TRENTON – Legislation sponsored by Senator Jim Whelan and Senator Ronald Rice that would establish a Medicaid program to provide housing-related services to individuals experiencing chronic homelessness was approved today by the Senate Health, Human Services and Senior Citizens Committee.
Currently, individuals experiencing chronic homelessness are generally entitled to medical assistance benefits through the Medicaid program, which are often necessary to treat mental health and substance use disorders that may both cause and be exacerbated by homelessness. This bill, S-1901, is intended to capitalize on federal Medicaid reimbursements to improve services provided to individuals experiencing chronic homelessness, while making available State, county, and local resources that can be repurposed to support other services for the homeless.
“Promoting community integration for those who are suffering from chronic homelessness is crucial to keeping them safe and healthy,” said Senator Whelan (D-Atlantic). “By creating a program in New Jersey, with available federal funding, that supports individuals who are experiencing homelessness, we can make a meaningful difference in their lives.”
Under the bill, the program would include State-level collaborative activities, intended to develop closer relationships among the various State, county, and local programs that provide services to individuals experiencing homelessness. The bill would also require the program to provide individual housing transition services and individual housing and tenancy sustaining services to those experiencing chronic homelessness. The bill would provide several specific services that may be provided, but permits the Commissioner of Human Services to determine the appropriate service package and service delivery modalities.
“We have communities in our backyards that have large homeless populations, and we can’t just look the other way and ignore the problem,” said Senator Rice (D-Essex). “We need to support these individuals into permanent housing, and this bill will do so by making available services that will help their transition and help them sustain tenancy.”
Although the federal government does not allow federal Medicaid reimbursement for room and board expenses, the Centers for Medicare and Medicaid Services (CMS) issued guidance to state Medicaid offices in June 2015 on the types of housing-related services for which states can claim Medicaid reimbursement. These could include helping homeless individuals apply for housing to housing transition services to tenancy sustaining services like coaching on developing and maintaining relationships with landlords and neighbors and assistance in resolving disputes to reduce risk of eviction.
Communities with large homeless populations are increasingly turning to a strategy known as “housing first,” in which homeless individuals are helped into a permanent home before or at the same time as other services address the medical and behavioral problems that may provide obstacles to long-term successful tenancy. Research suggests that the lack of a stable home may limit the effectiveness of these treatments, which thereby makes it less likely that an individual will be able to live a stable, healthy life.

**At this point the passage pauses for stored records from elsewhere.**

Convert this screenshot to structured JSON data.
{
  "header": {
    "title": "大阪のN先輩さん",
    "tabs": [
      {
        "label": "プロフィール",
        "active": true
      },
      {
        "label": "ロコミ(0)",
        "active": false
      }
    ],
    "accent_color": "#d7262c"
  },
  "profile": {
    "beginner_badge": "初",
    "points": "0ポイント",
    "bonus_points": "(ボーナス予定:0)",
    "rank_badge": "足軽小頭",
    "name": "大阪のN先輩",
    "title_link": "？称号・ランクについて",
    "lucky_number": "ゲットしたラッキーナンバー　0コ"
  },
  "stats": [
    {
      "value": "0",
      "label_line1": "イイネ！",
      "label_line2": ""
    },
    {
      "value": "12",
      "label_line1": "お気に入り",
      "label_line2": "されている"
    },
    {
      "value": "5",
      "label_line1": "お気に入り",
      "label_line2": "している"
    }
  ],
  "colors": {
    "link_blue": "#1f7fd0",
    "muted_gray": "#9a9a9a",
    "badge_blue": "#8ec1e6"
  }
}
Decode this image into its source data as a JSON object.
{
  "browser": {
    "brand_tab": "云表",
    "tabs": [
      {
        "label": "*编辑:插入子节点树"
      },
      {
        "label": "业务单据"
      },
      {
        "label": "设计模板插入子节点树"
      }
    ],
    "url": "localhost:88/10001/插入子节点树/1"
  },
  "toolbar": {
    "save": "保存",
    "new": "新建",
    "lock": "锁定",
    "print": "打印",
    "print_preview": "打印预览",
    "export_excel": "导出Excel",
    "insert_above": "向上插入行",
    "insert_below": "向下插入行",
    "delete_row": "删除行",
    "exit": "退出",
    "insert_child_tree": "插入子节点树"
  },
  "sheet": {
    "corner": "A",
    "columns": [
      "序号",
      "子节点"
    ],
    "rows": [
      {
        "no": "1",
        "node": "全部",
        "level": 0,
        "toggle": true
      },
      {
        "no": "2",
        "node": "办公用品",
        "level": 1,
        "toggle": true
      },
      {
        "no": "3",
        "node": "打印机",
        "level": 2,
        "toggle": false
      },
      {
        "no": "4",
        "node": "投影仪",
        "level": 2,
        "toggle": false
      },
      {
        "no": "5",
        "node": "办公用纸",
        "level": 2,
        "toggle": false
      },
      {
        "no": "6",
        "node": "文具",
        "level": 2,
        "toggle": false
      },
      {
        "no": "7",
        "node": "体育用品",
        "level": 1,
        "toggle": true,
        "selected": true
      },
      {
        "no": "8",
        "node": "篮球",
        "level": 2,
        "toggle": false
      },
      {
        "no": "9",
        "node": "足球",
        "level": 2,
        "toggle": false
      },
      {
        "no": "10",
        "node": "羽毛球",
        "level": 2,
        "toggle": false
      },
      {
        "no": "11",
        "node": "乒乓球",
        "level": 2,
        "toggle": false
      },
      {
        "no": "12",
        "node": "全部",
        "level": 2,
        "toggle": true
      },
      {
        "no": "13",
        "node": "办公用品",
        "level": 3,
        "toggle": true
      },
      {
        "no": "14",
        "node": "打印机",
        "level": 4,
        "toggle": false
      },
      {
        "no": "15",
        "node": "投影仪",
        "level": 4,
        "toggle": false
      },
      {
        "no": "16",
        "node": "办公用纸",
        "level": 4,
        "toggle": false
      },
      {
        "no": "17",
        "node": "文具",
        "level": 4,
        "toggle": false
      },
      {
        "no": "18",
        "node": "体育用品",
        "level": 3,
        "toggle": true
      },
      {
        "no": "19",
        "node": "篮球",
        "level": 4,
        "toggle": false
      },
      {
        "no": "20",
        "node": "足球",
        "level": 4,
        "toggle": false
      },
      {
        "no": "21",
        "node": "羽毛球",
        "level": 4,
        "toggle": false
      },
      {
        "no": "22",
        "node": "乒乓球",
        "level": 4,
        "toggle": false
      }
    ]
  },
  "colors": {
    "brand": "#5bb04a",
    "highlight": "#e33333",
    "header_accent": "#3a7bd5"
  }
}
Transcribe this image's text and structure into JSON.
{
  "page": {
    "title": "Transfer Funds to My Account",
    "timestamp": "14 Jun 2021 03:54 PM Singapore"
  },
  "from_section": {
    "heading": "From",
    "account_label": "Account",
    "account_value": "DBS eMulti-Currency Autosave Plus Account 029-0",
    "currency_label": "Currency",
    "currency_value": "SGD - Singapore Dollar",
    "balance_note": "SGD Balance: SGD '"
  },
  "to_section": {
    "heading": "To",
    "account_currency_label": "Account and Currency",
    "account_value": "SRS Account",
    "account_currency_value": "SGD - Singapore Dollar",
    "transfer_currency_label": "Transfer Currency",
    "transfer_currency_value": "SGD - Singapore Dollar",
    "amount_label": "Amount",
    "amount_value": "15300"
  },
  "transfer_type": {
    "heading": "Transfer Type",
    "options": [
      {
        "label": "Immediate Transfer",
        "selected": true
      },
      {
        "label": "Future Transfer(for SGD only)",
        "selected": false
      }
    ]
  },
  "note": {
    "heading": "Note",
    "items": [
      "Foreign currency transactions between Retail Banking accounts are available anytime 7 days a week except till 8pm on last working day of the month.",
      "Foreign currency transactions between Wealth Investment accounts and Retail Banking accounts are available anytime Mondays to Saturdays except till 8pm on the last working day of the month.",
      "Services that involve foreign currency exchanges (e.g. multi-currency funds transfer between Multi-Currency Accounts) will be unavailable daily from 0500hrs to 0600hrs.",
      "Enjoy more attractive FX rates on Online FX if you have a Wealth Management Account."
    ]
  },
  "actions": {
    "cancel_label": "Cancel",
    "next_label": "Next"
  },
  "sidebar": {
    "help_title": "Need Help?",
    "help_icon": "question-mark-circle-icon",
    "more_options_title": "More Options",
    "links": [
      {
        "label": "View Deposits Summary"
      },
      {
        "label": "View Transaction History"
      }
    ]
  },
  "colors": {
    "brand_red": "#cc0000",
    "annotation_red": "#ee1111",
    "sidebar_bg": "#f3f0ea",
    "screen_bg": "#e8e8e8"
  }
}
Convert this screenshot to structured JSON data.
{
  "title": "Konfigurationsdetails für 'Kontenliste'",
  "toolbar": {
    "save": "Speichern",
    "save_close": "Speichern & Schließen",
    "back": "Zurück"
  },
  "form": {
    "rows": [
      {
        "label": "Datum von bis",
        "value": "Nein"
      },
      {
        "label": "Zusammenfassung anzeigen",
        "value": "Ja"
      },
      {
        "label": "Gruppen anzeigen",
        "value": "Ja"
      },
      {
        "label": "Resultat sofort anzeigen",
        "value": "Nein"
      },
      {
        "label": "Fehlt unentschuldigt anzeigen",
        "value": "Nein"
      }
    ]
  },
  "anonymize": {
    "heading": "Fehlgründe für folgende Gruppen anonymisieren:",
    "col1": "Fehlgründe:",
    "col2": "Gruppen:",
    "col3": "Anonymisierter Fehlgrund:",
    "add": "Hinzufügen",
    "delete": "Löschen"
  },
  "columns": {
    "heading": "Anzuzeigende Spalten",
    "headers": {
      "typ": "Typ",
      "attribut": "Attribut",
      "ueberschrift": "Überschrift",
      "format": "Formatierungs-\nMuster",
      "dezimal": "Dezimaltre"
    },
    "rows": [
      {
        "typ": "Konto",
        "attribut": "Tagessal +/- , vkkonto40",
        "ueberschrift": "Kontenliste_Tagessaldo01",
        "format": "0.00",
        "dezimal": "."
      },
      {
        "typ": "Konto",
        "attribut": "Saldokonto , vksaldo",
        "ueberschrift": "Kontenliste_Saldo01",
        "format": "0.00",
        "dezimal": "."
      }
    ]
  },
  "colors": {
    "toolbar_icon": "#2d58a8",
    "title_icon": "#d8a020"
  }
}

The bill passed the Senate Health Committee by a vote of 9-0. It now heads to the Senate Budget and Appropriations Committee for consideration.